▶ **WHAT IS REQUIRED**
Hand back all records exactly, pictures omitted.

▶ **DATA FOR ANALYSIS**
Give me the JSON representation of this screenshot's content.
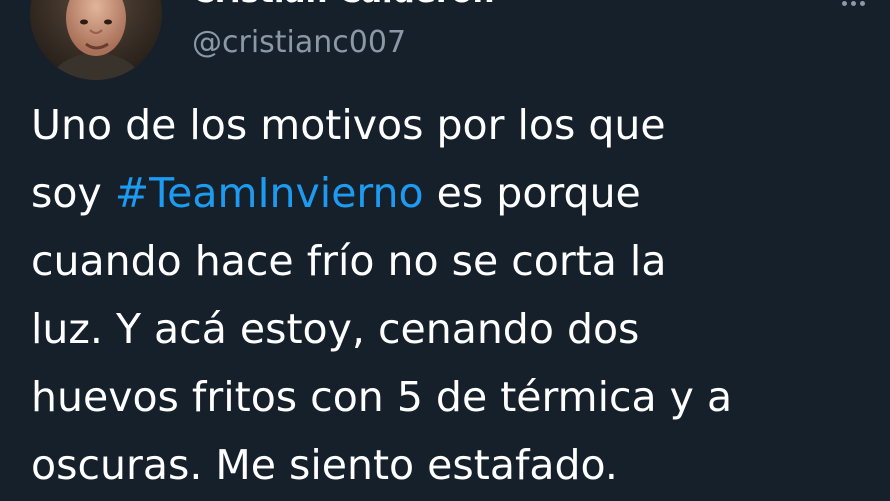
{
  "author": {
    "display_name": "Cristian Calderon",
    "handle": "@cristianc007",
    "avatar_icon": "profile-photo"
  },
  "tweet": {
    "line_1": "Uno de los motivos por los que",
    "line_2_before": "soy ",
    "hashtag": "#TeamInvierno",
    "line_2_after": " es porque",
    "line_3": "cuando hace frío no se corta la",
    "line_4": "luz. Y acá estoy, cenando dos",
    "line_5": "huevos fritos con 5 de térmica y a",
    "line_6": "oscuras. Me siento estafado."
  },
  "colors": {
    "background": "#15202b",
    "text": "#ffffff",
    "secondary_text": "#8b98a5",
    "hashtag": "#1d9bf0"
  },
  "icons": {
    "more": "more-icon"
  }
}
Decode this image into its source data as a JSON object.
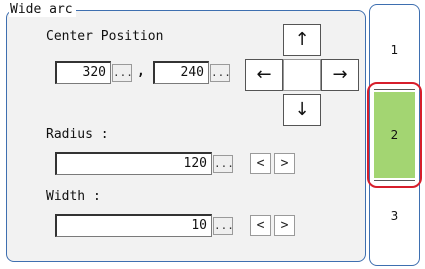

▶ **RESPONSE BELOW**
Give me the JSON representation of this screenshot's content.
{
  "author": {
    "display_name": "Cristian Calderon",
    "handle": "@cristianc007",
    "avatar_icon": "profile-photo"
  },
  "tweet": {
    "line_1": "Uno de los motivos por los que",
    "line_2_before": "soy ",
    "hashtag": "#TeamInvierno",
    "line_2_after": " es porque",
    "line_3": "cuando hace frío no se corta la",
    "line_4": "luz. Y acá estoy, cenando dos",
    "line_5": "huevos fritos con 5 de térmica y a",
    "line_6": "oscuras. Me siento estafado."
  },
  "colors": {
    "background": "#15202b",
    "text": "#ffffff",
    "secondary_text": "#8b98a5",
    "hashtag": "#1d9bf0"
  },
  "icons": {
    "more": "more-icon"
  }
}
Decode this image into its source data as a JSON object.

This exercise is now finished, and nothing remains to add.